Almost 66 percent of young voters chose Obama over McCain, according to the election exit polls. With a youth voter turnout of about 51 percent — 11 percentage points higher than the 2000 election — the decision to vote Democrat seemed to transcend racial and partisan lines, according to CIRCLE’s fact sheet, “Young Voters in the 2008 Presidential Election.”
Regardless of preference for a candidate, the issues that voters consider most important in this year’s election appear to be consistent across all age groups, according to John Richard Skuse Professor of Political Science Jeff Berry.
“For 18- to 29-year-olds, a lot of the issues overlap with those that everyone else is concerned about,” he said. “So the economy is number one on everybody’s mind regardless of age or any other demographic factor.”
Levine cited a survey conducted by CIRCLE that reiterated the widespread concern for economic issues.
“We did a poll in early July of young people, and we asked them what issues are most important to them,” he said. “If you’re asking about what most people care about, the answer is definitely economic performance and a debate about which party is more likely to get us out of a bad economic era.”
As a result, according to Levine, there is not necessarily a separate youth agenda in the campaign, although there are particular social issues that would be of greater significance to young voters, such as lesbian, gay, bisexual and transgender (LGBT) rights or environmental concerns.

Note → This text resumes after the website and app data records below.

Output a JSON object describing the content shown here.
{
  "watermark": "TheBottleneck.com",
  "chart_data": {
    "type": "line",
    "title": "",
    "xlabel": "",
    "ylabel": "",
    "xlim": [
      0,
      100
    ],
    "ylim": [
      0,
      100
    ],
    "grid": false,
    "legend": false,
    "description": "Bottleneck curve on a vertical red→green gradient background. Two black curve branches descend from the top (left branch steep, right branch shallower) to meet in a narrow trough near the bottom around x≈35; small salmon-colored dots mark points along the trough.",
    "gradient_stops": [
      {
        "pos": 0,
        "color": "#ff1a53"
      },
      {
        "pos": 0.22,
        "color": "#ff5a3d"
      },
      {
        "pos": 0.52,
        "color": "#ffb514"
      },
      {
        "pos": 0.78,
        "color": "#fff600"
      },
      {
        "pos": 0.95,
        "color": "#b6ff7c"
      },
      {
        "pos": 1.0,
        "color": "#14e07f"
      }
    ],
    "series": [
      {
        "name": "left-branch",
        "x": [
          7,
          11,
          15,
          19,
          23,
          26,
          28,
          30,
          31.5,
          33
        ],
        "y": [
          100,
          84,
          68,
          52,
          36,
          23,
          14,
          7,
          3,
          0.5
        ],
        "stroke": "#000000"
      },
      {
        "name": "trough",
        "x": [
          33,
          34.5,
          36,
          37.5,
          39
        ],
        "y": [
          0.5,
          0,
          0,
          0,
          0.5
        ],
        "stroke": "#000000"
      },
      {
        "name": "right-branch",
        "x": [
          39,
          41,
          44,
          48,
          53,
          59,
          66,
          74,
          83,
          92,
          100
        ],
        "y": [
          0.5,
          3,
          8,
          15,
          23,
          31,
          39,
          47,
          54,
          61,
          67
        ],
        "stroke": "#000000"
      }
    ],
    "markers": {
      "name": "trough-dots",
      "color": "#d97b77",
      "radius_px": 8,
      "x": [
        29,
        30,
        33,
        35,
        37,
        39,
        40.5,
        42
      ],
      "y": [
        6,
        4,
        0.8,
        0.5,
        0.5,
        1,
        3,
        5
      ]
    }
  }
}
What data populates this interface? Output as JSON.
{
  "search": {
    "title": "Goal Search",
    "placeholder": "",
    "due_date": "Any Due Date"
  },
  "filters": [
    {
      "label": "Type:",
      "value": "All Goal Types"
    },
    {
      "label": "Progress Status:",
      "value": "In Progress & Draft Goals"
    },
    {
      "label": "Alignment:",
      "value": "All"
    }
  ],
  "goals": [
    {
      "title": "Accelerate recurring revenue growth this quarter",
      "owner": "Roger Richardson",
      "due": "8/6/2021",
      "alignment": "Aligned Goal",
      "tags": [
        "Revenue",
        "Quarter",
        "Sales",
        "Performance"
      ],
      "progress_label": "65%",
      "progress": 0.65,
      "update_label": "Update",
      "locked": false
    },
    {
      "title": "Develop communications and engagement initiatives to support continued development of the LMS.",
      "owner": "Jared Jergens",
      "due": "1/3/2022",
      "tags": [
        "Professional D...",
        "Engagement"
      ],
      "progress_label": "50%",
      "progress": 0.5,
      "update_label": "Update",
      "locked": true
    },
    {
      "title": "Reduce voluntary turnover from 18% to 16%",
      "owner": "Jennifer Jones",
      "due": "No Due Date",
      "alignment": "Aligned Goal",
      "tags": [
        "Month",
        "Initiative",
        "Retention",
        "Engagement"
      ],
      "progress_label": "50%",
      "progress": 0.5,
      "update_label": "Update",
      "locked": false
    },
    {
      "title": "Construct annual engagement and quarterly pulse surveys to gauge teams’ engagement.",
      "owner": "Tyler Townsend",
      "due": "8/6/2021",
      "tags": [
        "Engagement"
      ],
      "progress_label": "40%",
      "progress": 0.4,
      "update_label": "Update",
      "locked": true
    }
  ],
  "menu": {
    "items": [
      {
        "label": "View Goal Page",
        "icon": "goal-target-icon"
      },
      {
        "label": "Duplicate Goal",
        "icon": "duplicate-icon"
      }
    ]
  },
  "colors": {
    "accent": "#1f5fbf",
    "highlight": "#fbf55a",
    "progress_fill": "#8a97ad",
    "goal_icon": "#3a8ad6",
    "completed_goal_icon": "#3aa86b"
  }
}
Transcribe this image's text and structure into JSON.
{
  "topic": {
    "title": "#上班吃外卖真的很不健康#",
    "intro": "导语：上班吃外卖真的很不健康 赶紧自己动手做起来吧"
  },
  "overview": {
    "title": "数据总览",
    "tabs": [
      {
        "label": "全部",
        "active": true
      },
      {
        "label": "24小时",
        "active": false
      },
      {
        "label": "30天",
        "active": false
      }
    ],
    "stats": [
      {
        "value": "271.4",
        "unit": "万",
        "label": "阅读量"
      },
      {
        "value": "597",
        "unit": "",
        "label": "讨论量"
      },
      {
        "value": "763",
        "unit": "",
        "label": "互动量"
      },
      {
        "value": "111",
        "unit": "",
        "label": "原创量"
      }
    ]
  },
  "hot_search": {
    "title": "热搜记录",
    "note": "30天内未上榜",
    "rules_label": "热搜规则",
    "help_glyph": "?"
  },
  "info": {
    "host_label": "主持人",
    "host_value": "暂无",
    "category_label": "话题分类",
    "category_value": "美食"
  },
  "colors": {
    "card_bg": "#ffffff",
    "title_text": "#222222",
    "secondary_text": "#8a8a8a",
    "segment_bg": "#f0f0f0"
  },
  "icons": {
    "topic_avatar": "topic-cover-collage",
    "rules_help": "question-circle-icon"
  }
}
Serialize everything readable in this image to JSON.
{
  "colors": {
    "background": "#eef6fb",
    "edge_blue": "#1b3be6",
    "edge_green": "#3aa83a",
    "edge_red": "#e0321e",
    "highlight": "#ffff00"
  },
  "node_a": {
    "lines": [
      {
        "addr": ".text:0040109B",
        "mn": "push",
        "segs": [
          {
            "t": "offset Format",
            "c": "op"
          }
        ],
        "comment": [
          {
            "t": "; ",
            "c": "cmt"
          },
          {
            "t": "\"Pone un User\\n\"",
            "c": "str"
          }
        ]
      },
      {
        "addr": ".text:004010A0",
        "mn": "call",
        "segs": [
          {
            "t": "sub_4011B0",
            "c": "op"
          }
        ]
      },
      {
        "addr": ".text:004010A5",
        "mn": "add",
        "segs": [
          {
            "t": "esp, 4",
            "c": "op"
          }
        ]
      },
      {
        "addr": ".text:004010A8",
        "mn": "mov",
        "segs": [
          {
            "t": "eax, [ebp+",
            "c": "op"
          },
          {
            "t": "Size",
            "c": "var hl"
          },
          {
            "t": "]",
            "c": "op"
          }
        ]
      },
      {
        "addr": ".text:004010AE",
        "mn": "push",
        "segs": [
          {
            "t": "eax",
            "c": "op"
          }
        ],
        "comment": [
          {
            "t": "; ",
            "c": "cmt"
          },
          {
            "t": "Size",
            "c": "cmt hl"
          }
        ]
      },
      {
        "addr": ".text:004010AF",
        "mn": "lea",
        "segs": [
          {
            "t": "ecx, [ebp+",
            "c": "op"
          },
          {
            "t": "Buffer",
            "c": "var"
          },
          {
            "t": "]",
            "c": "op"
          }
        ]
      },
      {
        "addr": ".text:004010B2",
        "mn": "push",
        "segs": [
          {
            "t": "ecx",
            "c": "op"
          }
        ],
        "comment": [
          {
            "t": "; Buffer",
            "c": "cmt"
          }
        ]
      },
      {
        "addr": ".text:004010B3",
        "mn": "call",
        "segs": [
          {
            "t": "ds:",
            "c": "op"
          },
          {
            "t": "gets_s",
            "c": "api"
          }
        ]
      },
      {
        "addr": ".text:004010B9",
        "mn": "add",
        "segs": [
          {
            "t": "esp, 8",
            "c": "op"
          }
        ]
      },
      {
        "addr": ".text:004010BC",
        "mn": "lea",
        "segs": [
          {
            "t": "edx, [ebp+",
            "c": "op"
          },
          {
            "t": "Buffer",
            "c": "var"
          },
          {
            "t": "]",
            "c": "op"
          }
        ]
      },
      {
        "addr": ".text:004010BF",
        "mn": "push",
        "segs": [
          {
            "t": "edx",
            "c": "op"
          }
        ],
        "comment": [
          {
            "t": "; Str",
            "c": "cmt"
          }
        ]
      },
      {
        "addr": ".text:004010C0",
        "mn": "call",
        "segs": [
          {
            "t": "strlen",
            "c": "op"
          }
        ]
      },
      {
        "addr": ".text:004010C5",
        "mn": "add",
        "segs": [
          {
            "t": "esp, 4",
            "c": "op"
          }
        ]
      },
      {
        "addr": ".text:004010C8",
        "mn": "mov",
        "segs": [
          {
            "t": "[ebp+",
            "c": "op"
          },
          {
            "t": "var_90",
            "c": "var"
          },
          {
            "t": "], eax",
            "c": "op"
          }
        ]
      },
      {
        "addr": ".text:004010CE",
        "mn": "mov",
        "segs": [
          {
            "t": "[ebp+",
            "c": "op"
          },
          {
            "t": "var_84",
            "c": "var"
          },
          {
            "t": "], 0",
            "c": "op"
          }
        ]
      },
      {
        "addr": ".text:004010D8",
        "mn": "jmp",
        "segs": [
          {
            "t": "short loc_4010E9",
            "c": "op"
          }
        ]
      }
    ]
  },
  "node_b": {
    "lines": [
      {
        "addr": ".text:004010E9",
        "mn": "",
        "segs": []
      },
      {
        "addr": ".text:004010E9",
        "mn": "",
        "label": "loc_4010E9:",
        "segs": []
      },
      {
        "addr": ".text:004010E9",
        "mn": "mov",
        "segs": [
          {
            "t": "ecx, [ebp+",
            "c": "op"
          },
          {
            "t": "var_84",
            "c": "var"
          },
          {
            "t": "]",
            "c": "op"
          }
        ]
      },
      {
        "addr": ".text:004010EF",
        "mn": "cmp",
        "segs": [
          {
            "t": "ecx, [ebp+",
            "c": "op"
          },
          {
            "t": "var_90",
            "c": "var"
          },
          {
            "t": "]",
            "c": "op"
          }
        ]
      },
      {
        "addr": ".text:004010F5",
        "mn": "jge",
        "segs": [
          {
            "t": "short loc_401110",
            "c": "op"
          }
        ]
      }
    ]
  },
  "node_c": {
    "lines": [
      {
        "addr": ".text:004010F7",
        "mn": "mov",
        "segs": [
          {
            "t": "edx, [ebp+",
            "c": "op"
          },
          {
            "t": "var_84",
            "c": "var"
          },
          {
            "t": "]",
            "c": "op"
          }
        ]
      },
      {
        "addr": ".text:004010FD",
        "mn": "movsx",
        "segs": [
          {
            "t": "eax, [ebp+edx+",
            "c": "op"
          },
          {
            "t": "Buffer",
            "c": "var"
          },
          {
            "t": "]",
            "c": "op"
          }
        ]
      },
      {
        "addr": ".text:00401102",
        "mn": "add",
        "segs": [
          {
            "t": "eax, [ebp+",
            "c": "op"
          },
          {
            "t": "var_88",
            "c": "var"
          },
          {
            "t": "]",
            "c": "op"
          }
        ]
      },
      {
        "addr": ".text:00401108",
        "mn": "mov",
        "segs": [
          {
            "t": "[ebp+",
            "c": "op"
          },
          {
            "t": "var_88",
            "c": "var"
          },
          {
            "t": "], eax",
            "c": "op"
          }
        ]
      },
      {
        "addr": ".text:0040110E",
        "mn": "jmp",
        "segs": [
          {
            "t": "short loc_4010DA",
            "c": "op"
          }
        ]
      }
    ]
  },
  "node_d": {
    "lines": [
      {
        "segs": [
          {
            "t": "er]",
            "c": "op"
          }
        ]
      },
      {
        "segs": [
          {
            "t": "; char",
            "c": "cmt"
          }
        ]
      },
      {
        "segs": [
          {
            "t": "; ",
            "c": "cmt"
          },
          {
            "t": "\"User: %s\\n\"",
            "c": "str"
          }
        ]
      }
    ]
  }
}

Issues such as these matter intensely to specific members of the demographic, but young citizens as a whole are difficult to pigeonhole into one cause.
“A key thing that we always say about the generation is it’s ... not only hard to generalize, but somewhat inappropriate or bad to generalize,” Levine said. “In fact, the most important thing about this generation is just how ... splintered it is. You’re the most demographically diverse generation in American history.”
Consequently, Levine said, both Obama and Romney must be accessible to different young constituencies.
“Whenever anyone’s asked to vote, they’re much more likely to vote, so campaigns either do that with young people or they don’t,” he said. “Very often they don’t because they think that young people are not very likely to vote comparatively, so they don’t bother. But the Obama campaign [has had] a lot of outreach, especially to college youth in ’08.”
The youth turnout for McCain, on the other hand, was the worst for a presidential candidate in American history, Levine added.
“I think the Romney campaign knows that and is definitely stepping it up,” he said.
The result is proactive campaigning through channels that directly reach young voters, particularly social media. Both campaigns are accessible on multiple social networks, despite a clear lead taken by Obama’s efforts.
According to studies by the Pew Research Center, the Obama campaign had a presence on two times as many platforms as the Romney campaign, posting four times as much content, over a two-week period in June.